**TASK**
The answer must be every line from the entries below that contains "background".

[Opening INPUT MATERIAL section]

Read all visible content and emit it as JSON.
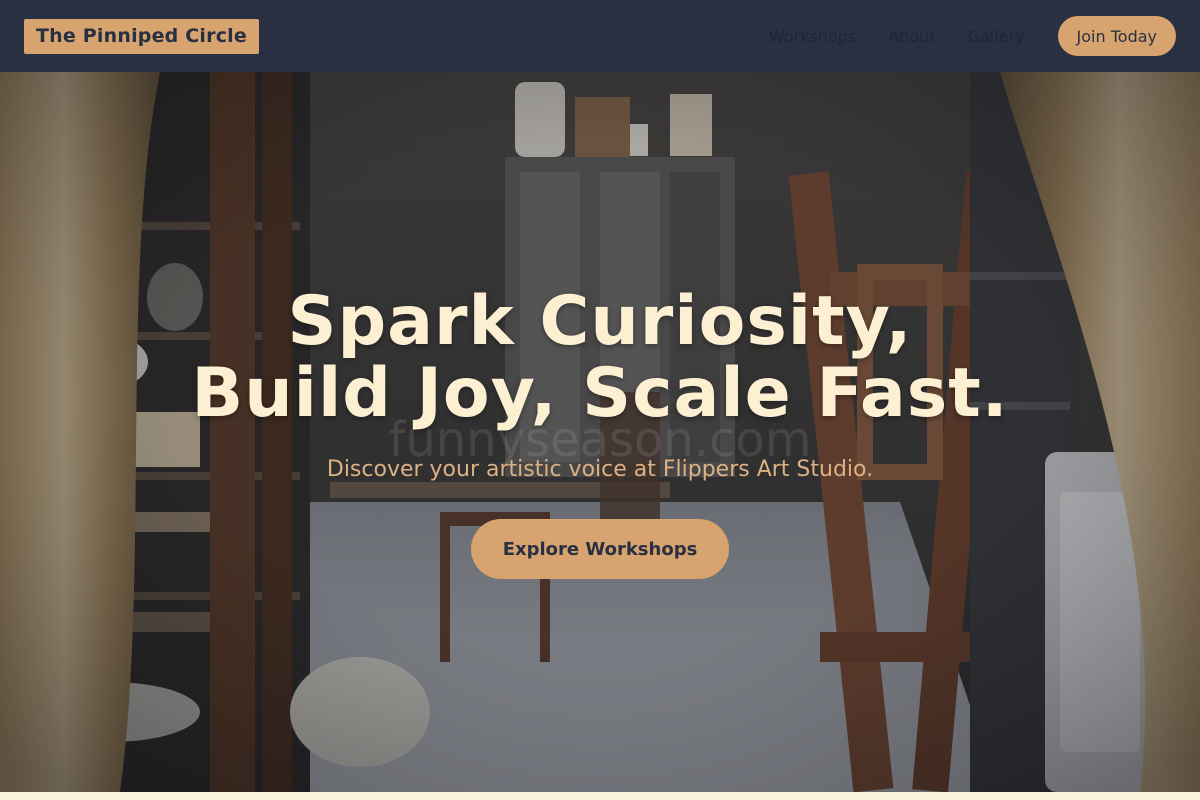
{
  "header": {
    "brand": "The Pinniped Circle",
    "nav": [
      "Workshops",
      "About",
      "Gallery"
    ],
    "join_label": "Join Today"
  },
  "hero": {
    "title_line1": "Spark Curiosity,",
    "title_line2": "Build Joy, Scale Fast.",
    "subtitle": "Discover your artistic voice at Flippers Art Studio.",
    "cta_label": "Explore Workshops",
    "watermark": "funnyseason.com"
  },
  "colors": {
    "header_bg": "#283042",
    "accent": "#d7a36f",
    "title_text": "#fdf0d2",
    "subtitle_text": "#ddb184",
    "page_bg": "#fbf3dc"
  }
}
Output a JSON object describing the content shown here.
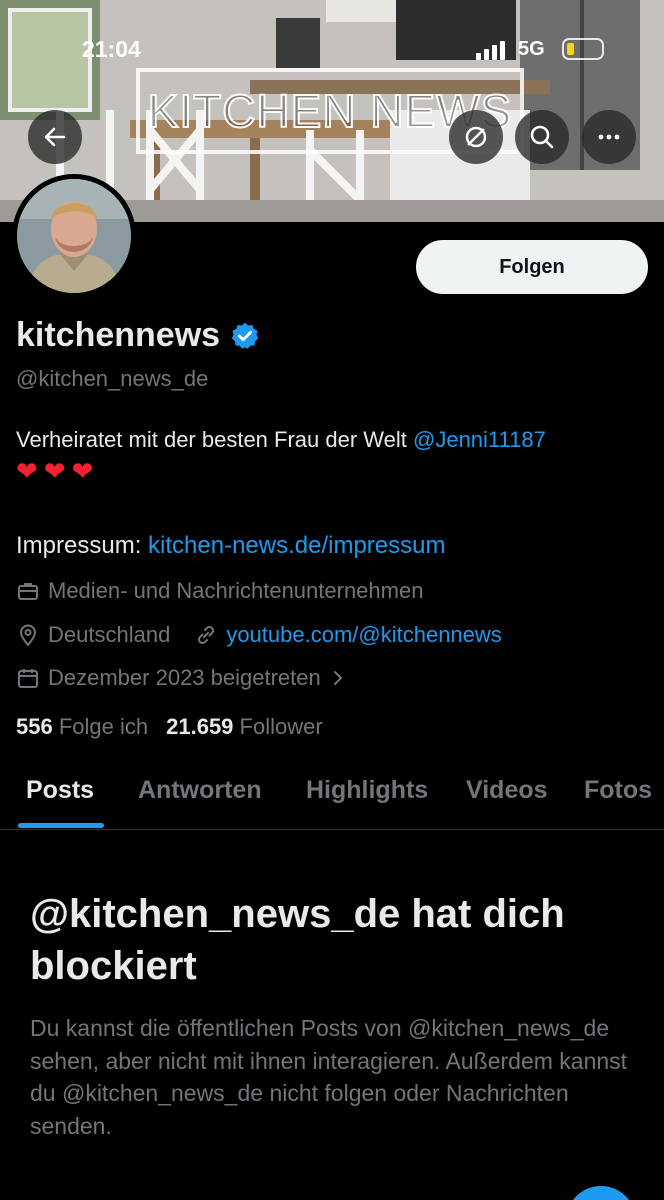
{
  "status_bar": {
    "time": "21:04",
    "network": "5G"
  },
  "banner": {
    "title": "KITCHEN NEWS"
  },
  "profile": {
    "display_name": "kitchennews",
    "handle": "@kitchen_news_de",
    "verified": true,
    "follow_label": "Folgen",
    "bio_text": "Verheiratet mit der besten Frau der Welt ",
    "bio_mention": "@Jenni11187",
    "hearts": "❤❤❤",
    "impressum_label": "Impressum: ",
    "impressum_link": "kitchen-news.de/impressum",
    "category": "Medien- und Nachrichtenunternehmen",
    "location": "Deutschland",
    "website": "youtube.com/@kitchennews",
    "joined": "Dezember 2023 beigetreten",
    "following_count": "556",
    "following_label": "Folge ich",
    "followers_count": "21.659",
    "followers_label": "Follower"
  },
  "tabs": [
    {
      "label": "Posts",
      "active": true
    },
    {
      "label": "Antworten",
      "active": false
    },
    {
      "label": "Highlights",
      "active": false
    },
    {
      "label": "Videos",
      "active": false
    },
    {
      "label": "Fotos",
      "active": false
    }
  ],
  "blocked": {
    "title": "@kitchen_news_de hat dich blockiert",
    "text": "Du kannst die öffentlichen Posts von @kitchen_news_de sehen, aber nicht mit ihnen interagieren. Außerdem kannst du @kitchen_news_de nicht folgen oder Nachrichten senden."
  },
  "colors": {
    "accent": "#1d9bf0",
    "background": "#000000",
    "muted": "#71767b",
    "text": "#e7e9ea"
  },
  "icons": [
    "back-arrow-icon",
    "translate-off-icon",
    "search-icon",
    "more-icon",
    "verified-badge-icon",
    "briefcase-icon",
    "location-pin-icon",
    "link-icon",
    "calendar-icon",
    "chevron-right-icon"
  ]
}
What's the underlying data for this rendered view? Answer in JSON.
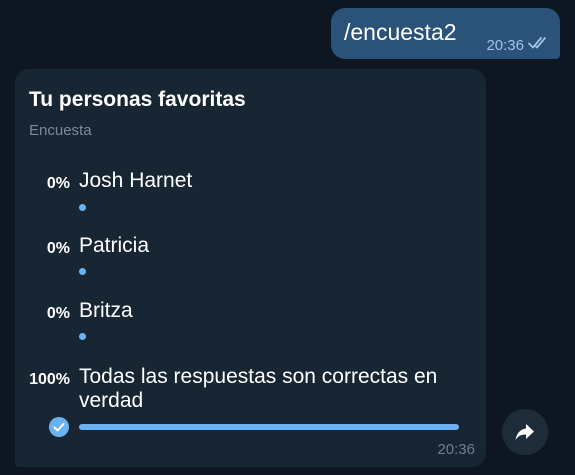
{
  "outgoing_message": {
    "text": "/encuesta2",
    "time": "20:36",
    "status_icon": "double-check-icon"
  },
  "poll": {
    "title": "Tu personas favoritas",
    "type_label": "Encuesta",
    "time": "20:36",
    "options": [
      {
        "percent": "0%",
        "label": "Josh Harnet",
        "fraction": 0,
        "chosen": false
      },
      {
        "percent": "0%",
        "label": "Patricia",
        "fraction": 0,
        "chosen": false
      },
      {
        "percent": "0%",
        "label": "Britza",
        "fraction": 0,
        "chosen": false
      },
      {
        "percent": "100%",
        "label": "Todas las respuestas son correctas en verdad",
        "fraction": 1,
        "chosen": true
      }
    ]
  },
  "share_button": {
    "icon": "share-arrow-icon"
  },
  "colors": {
    "background": "#0e1621",
    "outgoing_bubble": "#2b5278",
    "incoming_bubble": "#182533",
    "accent": "#6ab2f2"
  }
}
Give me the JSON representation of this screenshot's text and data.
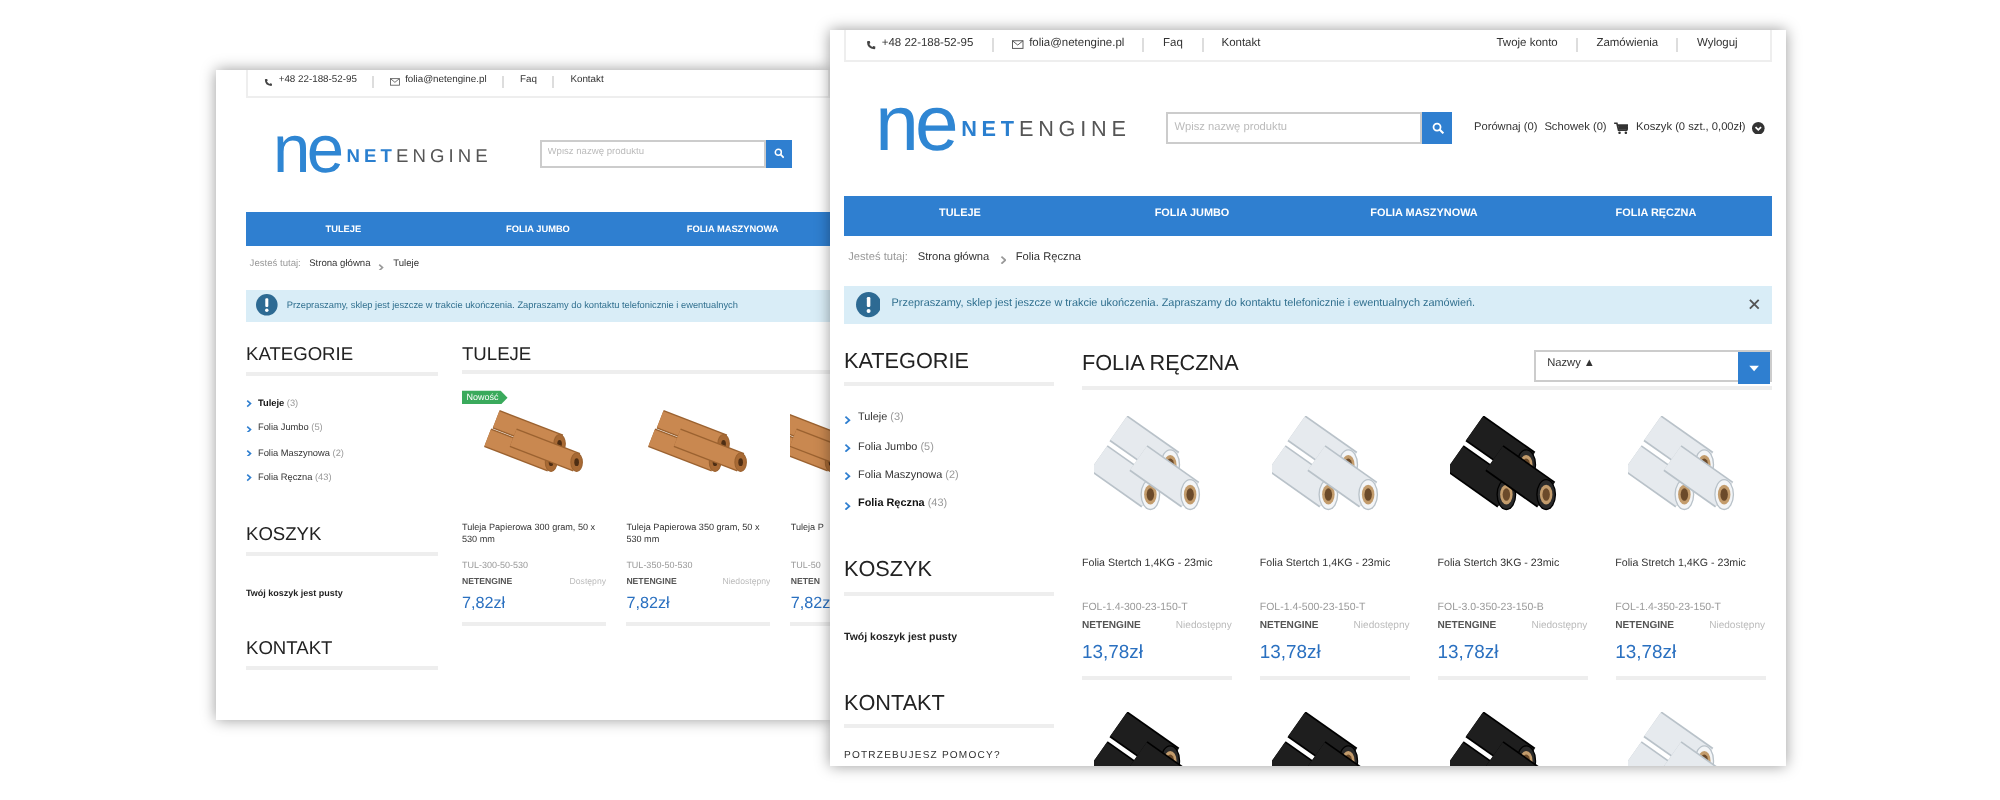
{
  "windows": [
    {
      "kind": "back",
      "top_bar": {
        "phone": "+48 22-188-52-95",
        "email": "folia@netengine.pl",
        "links": [
          "Faq",
          "Kontakt"
        ]
      },
      "logo": {
        "mark": "ne",
        "wordmark": "**NET**ENGINE"
      },
      "search": {
        "placeholder": "Wpisz nazwę produktu"
      },
      "nav": [
        "TULEJE",
        "FOLIA JUMBO",
        "FOLIA MASZYNOWA"
      ],
      "breadcrumb": {
        "label": "Jesteś tutaj:",
        "items": [
          "Strona główna",
          "Tuleje"
        ]
      },
      "alert": {
        "text": "Przepraszamy, sklep jest jeszcze w trakcie ukończenia. Zapraszamy do kontaktu telefonicznie i ewentualnych",
        "closable": false
      },
      "sidebar": {
        "categories_title": "KATEGORIE",
        "categories": [
          {
            "label": "Tuleje",
            "count": "(3)",
            "selected": true
          },
          {
            "label": "Folia Jumbo",
            "count": "(5)",
            "selected": false
          },
          {
            "label": "Folia Maszynowa",
            "count": "(2)",
            "selected": false
          },
          {
            "label": "Folia Ręczna",
            "count": "(43)",
            "selected": false
          }
        ],
        "cart_title": "KOSZYK",
        "cart_text": "Twój koszyk jest pusty",
        "contact_title": "KONTAKT"
      },
      "main": {
        "title": "TULEJE",
        "products": [
          {
            "kind": "tubes",
            "badge": "Nowość",
            "name": "Tuleja Papierowa 300 gram, 50 x 530 mm",
            "sku": "TUL-300-50-530",
            "brand": "NETENGINE",
            "availability": "Dostępny",
            "price": "7,82zł"
          },
          {
            "kind": "tubes",
            "name": "Tuleja Papierowa 350 gram, 50 x 530 mm",
            "sku": "TUL-350-50-530",
            "brand": "NETENGINE",
            "availability": "Niedostępny",
            "price": "7,82zł"
          },
          {
            "kind": "tubes",
            "name": "Tuleja P",
            "sku": "TUL-50",
            "brand": "NETEN",
            "price": "7,82z"
          }
        ]
      }
    },
    {
      "kind": "front",
      "top_bar": {
        "phone": "+48 22-188-52-95",
        "email": "folia@netengine.pl",
        "links": [
          "Faq",
          "Kontakt"
        ],
        "account_links": [
          "Twoje konto",
          "Zamówienia",
          "Wyloguj"
        ]
      },
      "logo": {
        "mark": "ne",
        "wordmark": "**NET**ENGINE"
      },
      "search": {
        "placeholder": "Wpisz nazwę produktu"
      },
      "shop_links": [
        "Porównaj (0)",
        "Schowek (0)"
      ],
      "cart": "Koszyk (0 szt., 0,00zł)",
      "nav": [
        "TULEJE",
        "FOLIA JUMBO",
        "FOLIA MASZYNOWA",
        "FOLIA RĘCZNA"
      ],
      "breadcrumb": {
        "label": "Jesteś tutaj:",
        "items": [
          "Strona główna",
          "Folia Ręczna"
        ]
      },
      "alert": {
        "text": "Przepraszamy, sklep jest jeszcze w trakcie ukończenia. Zapraszamy do kontaktu telefonicznie i ewentualnych zamówień.",
        "closable": true
      },
      "sidebar": {
        "categories_title": "KATEGORIE",
        "categories": [
          {
            "label": "Tuleje",
            "count": "(3)",
            "selected": false
          },
          {
            "label": "Folia Jumbo",
            "count": "(5)",
            "selected": false
          },
          {
            "label": "Folia Maszynowa",
            "count": "(2)",
            "selected": false
          },
          {
            "label": "Folia Ręczna",
            "count": "(43)",
            "selected": true
          }
        ],
        "cart_title": "KOSZYK",
        "cart_text": "Twój koszyk jest pusty",
        "contact_title": "KONTAKT",
        "contact_subtitle": "POTRZEBUJESZ POMOCY?"
      },
      "main": {
        "title": "FOLIA RĘCZNA",
        "sort": "Nazwy ▲",
        "products": [
          {
            "kind": "clear",
            "name": "Folia Stertch 1,4KG - 23mic",
            "sku": "FOL-1.4-300-23-150-T",
            "brand": "NETENGINE",
            "availability": "Niedostępny",
            "price": "13,78zł"
          },
          {
            "kind": "clear",
            "name": "Folia Stertch 1,4KG - 23mic",
            "sku": "FOL-1.4-500-23-150-T",
            "brand": "NETENGINE",
            "availability": "Niedostępny",
            "price": "13,78zł"
          },
          {
            "kind": "black",
            "name": "Folia Stertch 3KG - 23mic",
            "sku": "FOL-3.0-350-23-150-B",
            "brand": "NETENGINE",
            "availability": "Niedostępny",
            "price": "13,78zł"
          },
          {
            "kind": "clear",
            "name": "Folia Stretch 1,4KG - 23mic",
            "sku": "FOL-1.4-350-23-150-T",
            "brand": "NETENGINE",
            "availability": "Niedostępny",
            "price": "13,78zł"
          }
        ],
        "next_row": [
          {
            "kind": "black"
          },
          {
            "kind": "black"
          },
          {
            "kind": "black"
          },
          {
            "kind": "clear"
          }
        ]
      }
    }
  ]
}
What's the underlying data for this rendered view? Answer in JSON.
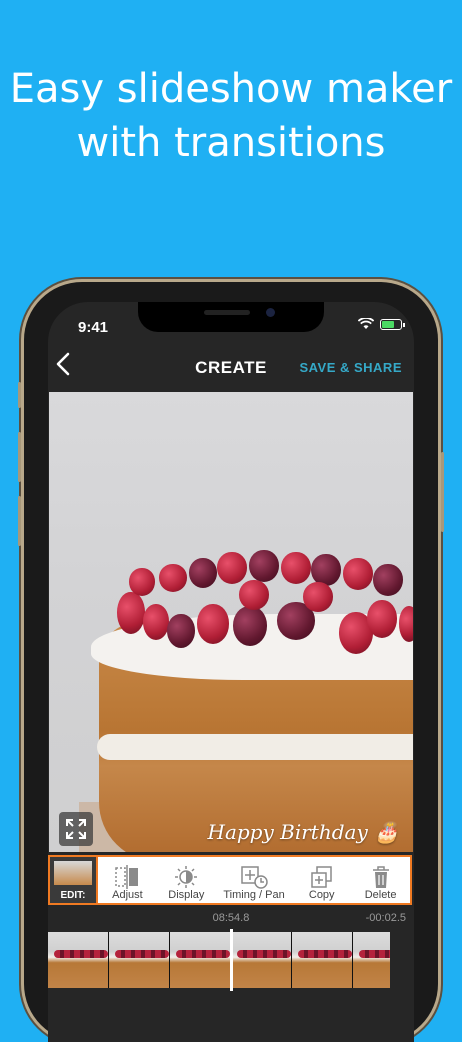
{
  "headline": {
    "line1": "Easy slideshow maker",
    "line2": "with transitions"
  },
  "status_bar": {
    "time": "9:41"
  },
  "nav": {
    "back_icon": "chevron-left-icon",
    "title": "CREATE",
    "save_label": "SAVE & SHARE"
  },
  "photo": {
    "caption": "Happy Birthday 🎂"
  },
  "toolbar": {
    "edit_label": "EDIT:",
    "tools": [
      {
        "label": "Adjust",
        "icon": "adjust-icon"
      },
      {
        "label": "Display",
        "icon": "display-icon"
      },
      {
        "label": "Timing / Pan",
        "icon": "timing-pan-icon"
      },
      {
        "label": "Copy",
        "icon": "copy-icon"
      },
      {
        "label": "Delete",
        "icon": "trash-icon"
      }
    ]
  },
  "timeline": {
    "current_time": "08:54.8",
    "remaining_time": "-00:02.5"
  },
  "colors": {
    "background": "#1fb0f3",
    "accent": "#f07a22",
    "save_color": "#35a9c8"
  }
}
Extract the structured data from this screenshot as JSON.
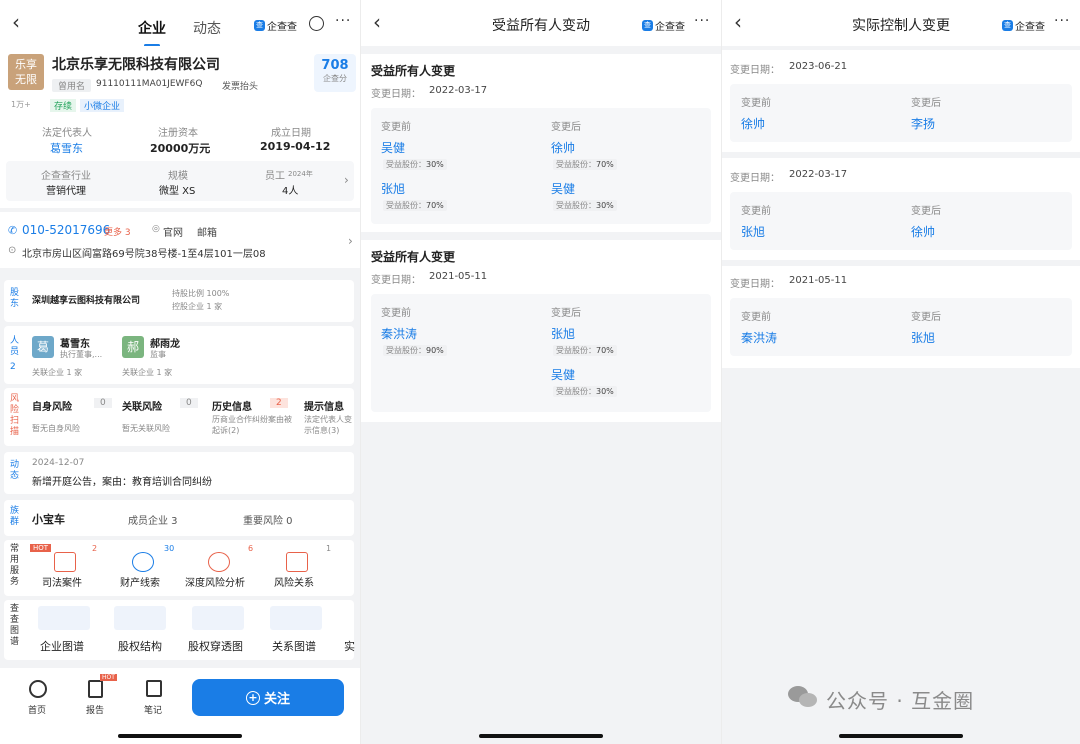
{
  "p1": {
    "tabs": [
      "企业",
      "动态"
    ],
    "qcc_label": "企查查",
    "qcc_badge": "查",
    "back_glyph": "‹",
    "search_glyph": "○",
    "more_glyph": "···",
    "logo_text": "乐享无限",
    "company_name": "北京乐享无限科技有限公司",
    "former_name_tag": "曾用名",
    "credit_code": "91110111MA01JEWF6Q",
    "invoice_link": "发票抬头",
    "view_count": "1万+",
    "status_tags": [
      "存续",
      "小微企业"
    ],
    "score_value": "708",
    "score_label": "企查分",
    "basic": [
      {
        "label": "法定代表人",
        "value": "葛雪东"
      },
      {
        "label": "注册资本",
        "value": "20000万元"
      },
      {
        "label": "成立日期",
        "value": "2019-04-12"
      }
    ],
    "basic2": [
      {
        "label": "企查查行业",
        "value": "营销代理"
      },
      {
        "label": "规模",
        "value": "微型 XS"
      },
      {
        "label": "员工",
        "sub": "2024年",
        "value": "4人"
      }
    ],
    "phone": "010-52017696",
    "phone_more": "更多 3",
    "website": "官网",
    "email": "邮箱",
    "address": "北京市房山区阎富路69号院38号楼-1至4层101一层08",
    "shareholder": {
      "label": "股东",
      "name": "深圳越享云图科技有限公司",
      "ratio": "持股比例 100%",
      "related": "控股企业 1 家"
    },
    "people": {
      "label": "人员",
      "count": "2",
      "list": [
        {
          "avatar": "葛",
          "name": "葛雪东",
          "role": "执行董事,...",
          "related": "关联企业 1 家"
        },
        {
          "avatar": "郝",
          "name": "郝雨龙",
          "role": "监事",
          "related": "关联企业 1 家"
        }
      ]
    },
    "risk": {
      "label": "风险扫描",
      "items": [
        {
          "title": "自身风险",
          "count": "0",
          "desc": "暂无自身风险"
        },
        {
          "title": "关联风险",
          "count": "0",
          "desc": "暂无关联风险"
        },
        {
          "title": "历史信息",
          "count": "2",
          "desc": "历商业合作纠纷案由被起诉(2)"
        },
        {
          "title": "提示信息",
          "count": "",
          "desc": "法定代表人变示信息(3)"
        }
      ]
    },
    "dynamic": {
      "label": "动态",
      "date": "2024-12-07",
      "text": "新增开庭公告，案由：教育培训合同纠纷"
    },
    "group": {
      "label": "族群",
      "name": "小宝车",
      "members": "成员企业 3",
      "risks": "重要风险 0"
    },
    "services": {
      "label": "常用服务",
      "hot": "HOT",
      "items": [
        {
          "name": "司法案件",
          "count": "2"
        },
        {
          "name": "财产线索",
          "count": "30"
        },
        {
          "name": "深度风险分析",
          "count": "6"
        },
        {
          "name": "风险关系",
          "count": "1"
        }
      ]
    },
    "graphs": {
      "label": "查查图谱",
      "items": [
        "企业图谱",
        "股权结构",
        "股权穿透图",
        "关系图谱",
        "实"
      ]
    },
    "bottom": {
      "home": "首页",
      "report": "报告",
      "report_hot": "HOT",
      "notes": "笔记",
      "follow": "关注"
    }
  },
  "p2": {
    "title": "受益所有人变动",
    "qcc_label": "企查查",
    "qcc_badge": "查",
    "back_glyph": "‹",
    "more_glyph": "···",
    "records": [
      {
        "heading": "受益所有人变更",
        "date_label": "变更日期：",
        "date": "2022-03-17",
        "before_label": "变更前",
        "after_label": "变更后",
        "before": [
          {
            "name": "吴健",
            "pct_label": "受益股份：",
            "pct": "30%"
          },
          {
            "name": "张旭",
            "pct_label": "受益股份：",
            "pct": "70%"
          }
        ],
        "after": [
          {
            "name": "徐帅",
            "pct_label": "受益股份：",
            "pct": "70%"
          },
          {
            "name": "吴健",
            "pct_label": "受益股份：",
            "pct": "30%"
          }
        ]
      },
      {
        "heading": "受益所有人变更",
        "date_label": "变更日期：",
        "date": "2021-05-11",
        "before_label": "变更前",
        "after_label": "变更后",
        "before": [
          {
            "name": "秦洪涛",
            "pct_label": "受益股份：",
            "pct": "90%"
          }
        ],
        "after": [
          {
            "name": "张旭",
            "pct_label": "受益股份：",
            "pct": "70%"
          },
          {
            "name": "吴健",
            "pct_label": "受益股份：",
            "pct": "30%"
          }
        ]
      }
    ]
  },
  "p3": {
    "title": "实际控制人变更",
    "qcc_label": "企查查",
    "qcc_badge": "查",
    "back_glyph": "‹",
    "more_glyph": "···",
    "records": [
      {
        "date_label": "变更日期：",
        "date": "2023-06-21",
        "before_label": "变更前",
        "after_label": "变更后",
        "before": "徐帅",
        "after": "李扬"
      },
      {
        "date_label": "变更日期：",
        "date": "2022-03-17",
        "before_label": "变更前",
        "after_label": "变更后",
        "before": "张旭",
        "after": "徐帅"
      },
      {
        "date_label": "变更日期：",
        "date": "2021-05-11",
        "before_label": "变更前",
        "after_label": "变更后",
        "before": "秦洪涛",
        "after": "张旭"
      }
    ],
    "watermark": "公众号 · 互金圈"
  }
}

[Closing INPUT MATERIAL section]

**RESULT OF THIS EXERCISE**
    "background": "#000000",
    "background": "#0e1621",
    "background": "#1fb0f3",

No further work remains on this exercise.